TASK TO CARRY OUT:
Reproduce the whole listing, keeping each word unchanged.

MATERIAL FOR THE TASK:

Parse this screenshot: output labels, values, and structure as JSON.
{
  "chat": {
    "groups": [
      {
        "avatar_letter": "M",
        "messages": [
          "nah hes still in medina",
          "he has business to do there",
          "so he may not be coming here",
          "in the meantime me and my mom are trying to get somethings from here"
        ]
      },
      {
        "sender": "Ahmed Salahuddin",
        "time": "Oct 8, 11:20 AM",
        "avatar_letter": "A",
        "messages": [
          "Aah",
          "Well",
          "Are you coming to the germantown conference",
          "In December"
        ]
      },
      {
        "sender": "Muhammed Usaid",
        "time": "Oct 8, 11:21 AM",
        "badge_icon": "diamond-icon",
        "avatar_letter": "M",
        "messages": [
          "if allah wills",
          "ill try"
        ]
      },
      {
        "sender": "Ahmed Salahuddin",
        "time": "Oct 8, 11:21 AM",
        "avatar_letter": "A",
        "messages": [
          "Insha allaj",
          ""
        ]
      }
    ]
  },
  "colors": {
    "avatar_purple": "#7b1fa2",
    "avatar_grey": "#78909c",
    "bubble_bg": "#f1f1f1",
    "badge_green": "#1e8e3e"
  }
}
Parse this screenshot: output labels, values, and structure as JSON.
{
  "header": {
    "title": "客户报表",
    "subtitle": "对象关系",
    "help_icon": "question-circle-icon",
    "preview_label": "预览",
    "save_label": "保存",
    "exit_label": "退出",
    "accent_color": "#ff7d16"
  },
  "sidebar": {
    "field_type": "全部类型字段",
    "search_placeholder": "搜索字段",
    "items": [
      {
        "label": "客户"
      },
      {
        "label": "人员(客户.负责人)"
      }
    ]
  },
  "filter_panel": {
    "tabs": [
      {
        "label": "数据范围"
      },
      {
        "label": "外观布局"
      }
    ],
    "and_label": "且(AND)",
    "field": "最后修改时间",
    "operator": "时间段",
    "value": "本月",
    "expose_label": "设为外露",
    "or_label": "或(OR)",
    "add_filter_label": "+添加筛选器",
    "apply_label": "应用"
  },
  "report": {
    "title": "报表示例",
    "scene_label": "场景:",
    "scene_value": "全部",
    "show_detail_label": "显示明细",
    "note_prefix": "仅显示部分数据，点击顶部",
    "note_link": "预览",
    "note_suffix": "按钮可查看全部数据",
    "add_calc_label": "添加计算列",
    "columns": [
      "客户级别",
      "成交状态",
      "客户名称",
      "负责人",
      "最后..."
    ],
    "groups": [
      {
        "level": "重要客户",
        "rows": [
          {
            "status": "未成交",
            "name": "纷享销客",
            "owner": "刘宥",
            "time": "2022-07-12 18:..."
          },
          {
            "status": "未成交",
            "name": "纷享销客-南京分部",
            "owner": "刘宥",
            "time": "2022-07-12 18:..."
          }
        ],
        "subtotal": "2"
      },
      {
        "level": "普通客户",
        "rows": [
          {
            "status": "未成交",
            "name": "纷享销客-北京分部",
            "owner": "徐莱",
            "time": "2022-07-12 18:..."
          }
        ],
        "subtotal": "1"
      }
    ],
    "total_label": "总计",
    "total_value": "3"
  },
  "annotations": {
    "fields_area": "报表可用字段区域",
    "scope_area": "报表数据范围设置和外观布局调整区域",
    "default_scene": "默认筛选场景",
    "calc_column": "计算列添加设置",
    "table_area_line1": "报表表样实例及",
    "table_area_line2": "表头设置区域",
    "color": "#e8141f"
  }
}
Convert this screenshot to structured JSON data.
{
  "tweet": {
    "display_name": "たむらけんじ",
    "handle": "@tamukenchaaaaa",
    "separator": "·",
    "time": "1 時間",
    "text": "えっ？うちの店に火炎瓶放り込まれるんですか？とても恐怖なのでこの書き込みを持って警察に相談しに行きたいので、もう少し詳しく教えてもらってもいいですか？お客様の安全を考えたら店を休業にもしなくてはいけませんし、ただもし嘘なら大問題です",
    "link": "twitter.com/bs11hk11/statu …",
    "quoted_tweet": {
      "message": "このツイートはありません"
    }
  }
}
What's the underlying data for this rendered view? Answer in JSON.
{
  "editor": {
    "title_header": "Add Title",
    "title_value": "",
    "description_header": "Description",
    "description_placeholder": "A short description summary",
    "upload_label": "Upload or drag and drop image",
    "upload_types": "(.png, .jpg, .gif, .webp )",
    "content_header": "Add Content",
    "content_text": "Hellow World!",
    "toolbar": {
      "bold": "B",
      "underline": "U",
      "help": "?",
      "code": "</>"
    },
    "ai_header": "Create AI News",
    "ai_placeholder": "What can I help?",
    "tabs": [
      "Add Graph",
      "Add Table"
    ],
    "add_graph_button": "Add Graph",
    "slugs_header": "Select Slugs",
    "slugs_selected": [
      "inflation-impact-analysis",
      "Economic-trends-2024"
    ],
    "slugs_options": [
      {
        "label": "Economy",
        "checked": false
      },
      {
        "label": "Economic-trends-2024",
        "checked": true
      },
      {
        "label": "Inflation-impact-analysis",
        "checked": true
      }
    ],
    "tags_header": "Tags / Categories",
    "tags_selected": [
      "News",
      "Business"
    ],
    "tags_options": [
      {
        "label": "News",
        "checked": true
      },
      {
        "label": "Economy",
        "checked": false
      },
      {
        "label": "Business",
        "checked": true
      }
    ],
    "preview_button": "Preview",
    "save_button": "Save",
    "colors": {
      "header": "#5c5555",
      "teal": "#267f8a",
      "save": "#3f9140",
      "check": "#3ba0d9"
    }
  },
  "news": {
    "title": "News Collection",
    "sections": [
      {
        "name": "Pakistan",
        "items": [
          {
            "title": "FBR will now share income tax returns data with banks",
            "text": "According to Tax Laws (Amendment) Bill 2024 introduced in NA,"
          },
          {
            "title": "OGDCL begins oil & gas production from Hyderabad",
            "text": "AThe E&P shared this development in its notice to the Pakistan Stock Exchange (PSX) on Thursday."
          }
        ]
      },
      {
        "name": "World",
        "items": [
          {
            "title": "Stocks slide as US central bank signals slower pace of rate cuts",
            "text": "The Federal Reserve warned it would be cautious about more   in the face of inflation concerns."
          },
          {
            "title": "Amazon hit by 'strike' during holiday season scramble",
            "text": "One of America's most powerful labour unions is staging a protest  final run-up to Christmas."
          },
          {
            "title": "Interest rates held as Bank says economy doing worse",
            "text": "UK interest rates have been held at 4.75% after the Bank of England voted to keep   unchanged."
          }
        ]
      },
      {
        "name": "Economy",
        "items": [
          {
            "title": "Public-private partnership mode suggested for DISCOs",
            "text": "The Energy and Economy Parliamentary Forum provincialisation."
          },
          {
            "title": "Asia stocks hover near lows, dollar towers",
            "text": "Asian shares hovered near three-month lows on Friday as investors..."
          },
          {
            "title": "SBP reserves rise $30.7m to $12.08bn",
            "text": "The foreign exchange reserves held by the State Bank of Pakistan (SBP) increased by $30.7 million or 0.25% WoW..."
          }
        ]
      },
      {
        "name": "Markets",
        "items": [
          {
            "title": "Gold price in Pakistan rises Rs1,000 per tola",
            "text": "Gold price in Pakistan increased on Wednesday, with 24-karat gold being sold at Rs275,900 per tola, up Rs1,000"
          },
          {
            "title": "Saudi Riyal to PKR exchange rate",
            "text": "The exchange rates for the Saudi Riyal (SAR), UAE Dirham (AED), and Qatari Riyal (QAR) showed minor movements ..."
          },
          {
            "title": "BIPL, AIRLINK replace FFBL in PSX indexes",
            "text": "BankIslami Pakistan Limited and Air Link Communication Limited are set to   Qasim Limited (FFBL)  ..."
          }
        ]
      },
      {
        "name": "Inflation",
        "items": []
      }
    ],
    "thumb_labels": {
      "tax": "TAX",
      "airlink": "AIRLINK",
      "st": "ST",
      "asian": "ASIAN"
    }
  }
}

OUTPUT:
Parse this screenshot: output labels, values, and structure as JSON.
{
  "chat": {
    "groups": [
      {
        "avatar_letter": "M",
        "messages": [
          "nah hes still in medina",
          "he has business to do there",
          "so he may not be coming here",
          "in the meantime me and my mom are trying to get somethings from here"
        ]
      },
      {
        "sender": "Ahmed Salahuddin",
        "time": "Oct 8, 11:20 AM",
        "avatar_letter": "A",
        "messages": [
          "Aah",
          "Well",
          "Are you coming to the germantown conference",
          "In December"
        ]
      },
      {
        "sender": "Muhammed Usaid",
        "time": "Oct 8, 11:21 AM",
        "badge_icon": "diamond-icon",
        "avatar_letter": "M",
        "messages": [
          "if allah wills",
          "ill try"
        ]
      },
      {
        "sender": "Ahmed Salahuddin",
        "time": "Oct 8, 11:21 AM",
        "avatar_letter": "A",
        "messages": [
          "Insha allaj",
          ""
        ]
      }
    ]
  },
  "colors": {
    "avatar_purple": "#7b1fa2",
    "avatar_grey": "#78909c",
    "bubble_bg": "#f1f1f1",
    "badge_green": "#1e8e3e"
  }
}
Parse this screenshot: output labels, values, and structure as JSON.
{
  "header": {
    "title": "客户报表",
    "subtitle": "对象关系",
    "help_icon": "question-circle-icon",
    "preview_label": "预览",
    "save_label": "保存",
    "exit_label": "退出",
    "accent_color": "#ff7d16"
  },
  "sidebar": {
    "field_type": "全部类型字段",
    "search_placeholder": "搜索字段",
    "items": [
      {
        "label": "客户"
      },
      {
        "label": "人员(客户.负责人)"
      }
    ]
  },
  "filter_panel": {
    "tabs": [
      {
        "label": "数据范围"
      },
      {
        "label": "外观布局"
      }
    ],
    "and_label": "且(AND)",
    "field": "最后修改时间",
    "operator": "时间段",
    "value": "本月",
    "expose_label": "设为外露",
    "or_label": "或(OR)",
    "add_filter_label": "+添加筛选器",
    "apply_label": "应用"
  },
  "report": {
    "title": "报表示例",
    "scene_label": "场景:",
    "scene_value": "全部",
    "show_detail_label": "显示明细",
    "note_prefix": "仅显示部分数据，点击顶部",
    "note_link": "预览",
    "note_suffix": "按钮可查看全部数据",
    "add_calc_label": "添加计算列",
    "columns": [
      "客户级别",
      "成交状态",
      "客户名称",
      "负责人",
      "最后..."
    ],
    "groups": [
      {
        "level": "重要客户",
        "rows": [
          {
            "status": "未成交",
            "name": "纷享销客",
            "owner": "刘宥",
            "time": "2022-07-12 18:..."
          },
          {
            "status": "未成交",
            "name": "纷享销客-南京分部",
            "owner": "刘宥",
            "time": "2022-07-12 18:..."
          }
        ],
        "subtotal": "2"
      },
      {
        "level": "普通客户",
        "rows": [
          {
            "status": "未成交",
            "name": "纷享销客-北京分部",
            "owner": "徐莱",
            "time": "2022-07-12 18:..."
          }
        ],
        "subtotal": "1"
      }
    ],
    "total_label": "总计",
    "total_value": "3"
  },
  "annotations": {
    "fields_area": "报表可用字段区域",
    "scope_area": "报表数据范围设置和外观布局调整区域",
    "default_scene": "默认筛选场景",
    "calc_column": "计算列添加设置",
    "table_area_line1": "报表表样实例及",
    "table_area_line2": "表头设置区域",
    "color": "#e8141f"
  }
}
Convert this screenshot to structured JSON data.
{
  "tweet": {
    "display_name": "たむらけんじ",
    "handle": "@tamukenchaaaaa",
    "separator": "·",
    "time": "1 時間",
    "text": "えっ？うちの店に火炎瓶放り込まれるんですか？とても恐怖なのでこの書き込みを持って警察に相談しに行きたいので、もう少し詳しく教えてもらってもいいですか？お客様の安全を考えたら店を休業にもしなくてはいけませんし、ただもし嘘なら大問題です",
    "link": "twitter.com/bs11hk11/statu …",
    "quoted_tweet": {
      "message": "このツイートはありません"
    }
  }
}
What's the underlying data for this rendered view? Answer in JSON.
{
  "editor": {
    "title_header": "Add Title",
    "title_value": "",
    "description_header": "Description",
    "description_placeholder": "A short description summary",
    "upload_label": "Upload or drag and drop image",
    "upload_types": "(.png, .jpg, .gif, .webp )",
    "content_header": "Add Content",
    "content_text": "Hellow World!",
    "toolbar": {
      "bold": "B",
      "underline": "U",
      "help": "?",
      "code": "</>"
    },
    "ai_header": "Create AI News",
    "ai_placeholder": "What can I help?",
    "tabs": [
      "Add Graph",
      "Add Table"
    ],
    "add_graph_button": "Add Graph",
    "slugs_header": "Select Slugs",
    "slugs_selected": [
      "inflation-impact-analysis",
      "Economic-trends-2024"
    ],
    "slugs_options": [
      {
        "label": "Economy",
        "checked": false
      },
      {
        "label": "Economic-trends-2024",
        "checked": true
      },
      {
        "label": "Inflation-impact-analysis",
        "checked": true
      }
    ],
    "tags_header": "Tags / Categories",
    "tags_selected": [
      "News",
      "Business"
    ],
    "tags_options": [
      {
        "label": "News",
        "checked": true
      },
      {
        "label": "Economy",
        "checked": false
      },
      {
        "label": "Business",
        "checked": true
      }
    ],
    "preview_button": "Preview",
    "save_button": "Save",
    "colors": {
      "header": "#5c5555",
      "teal": "#267f8a",
      "save": "#3f9140",
      "check": "#3ba0d9"
    }
  },
  "news": {
    "title": "News Collection",
    "sections": [
      {
        "name": "Pakistan",
        "items": [
          {
            "title": "FBR will now share income tax returns data with banks",
            "text": "According to Tax Laws (Amendment) Bill 2024 introduced in NA,"
          },
          {
            "title": "OGDCL begins oil & gas production from Hyderabad",
            "text": "AThe E&P shared this development in its notice to the Pakistan Stock Exchange (PSX) on Thursday."
          }
        ]
      },
      {
        "name": "World",
        "items": [
          {
            "title": "Stocks slide as US central bank signals slower pace of rate cuts",
            "text": "The Federal Reserve warned it would be cautious about more   in the face of inflation concerns."
          },
          {
            "title": "Amazon hit by 'strike' during holiday season scramble",
            "text": "One of America's most powerful labour unions is staging a protest  final run-up to Christmas."
          },
          {
            "title": "Interest rates held as Bank says economy doing worse",
            "text": "UK interest rates have been held at 4.75% after the Bank of England voted to keep   unchanged."
          }
        ]
      },
      {
        "name": "Economy",
        "items": [
          {
            "title": "Public-private partnership mode suggested for DISCOs",
            "text": "The Energy and Economy Parliamentary Forum provincialisation."
          },
          {
            "title": "Asia stocks hover near lows, dollar towers",
            "text": "Asian shares hovered near three-month lows on Friday as investors..."
          },
          {
            "title": "SBP reserves rise $30.7m to $12.08bn",
            "text": "The foreign exchange reserves held by the State Bank of Pakistan (SBP) increased by $30.7 million or 0.25% WoW..."
          }
        ]
      },
      {
        "name": "Markets",
        "items": [
          {
            "title": "Gold price in Pakistan rises Rs1,000 per tola",
            "text": "Gold price in Pakistan increased on Wednesday, with 24-karat gold being sold at Rs275,900 per tola, up Rs1,000"
          },
          {
            "title": "Saudi Riyal to PKR exchange rate",
            "text": "The exchange rates for the Saudi Riyal (SAR), UAE Dirham (AED), and Qatari Riyal (QAR) showed minor movements ..."
          },
          {
            "title": "BIPL, AIRLINK replace FFBL in PSX indexes",
            "text": "BankIslami Pakistan Limited and Air Link Communication Limited are set to   Qasim Limited (FFBL)  ..."
          }
        ]
      },
      {
        "name": "Inflation",
        "items": []
      }
    ],
    "thumb_labels": {
      "tax": "TAX",
      "airlink": "AIRLINK",
      "st": "ST",
      "asian": "ASIAN"
    }
  }
}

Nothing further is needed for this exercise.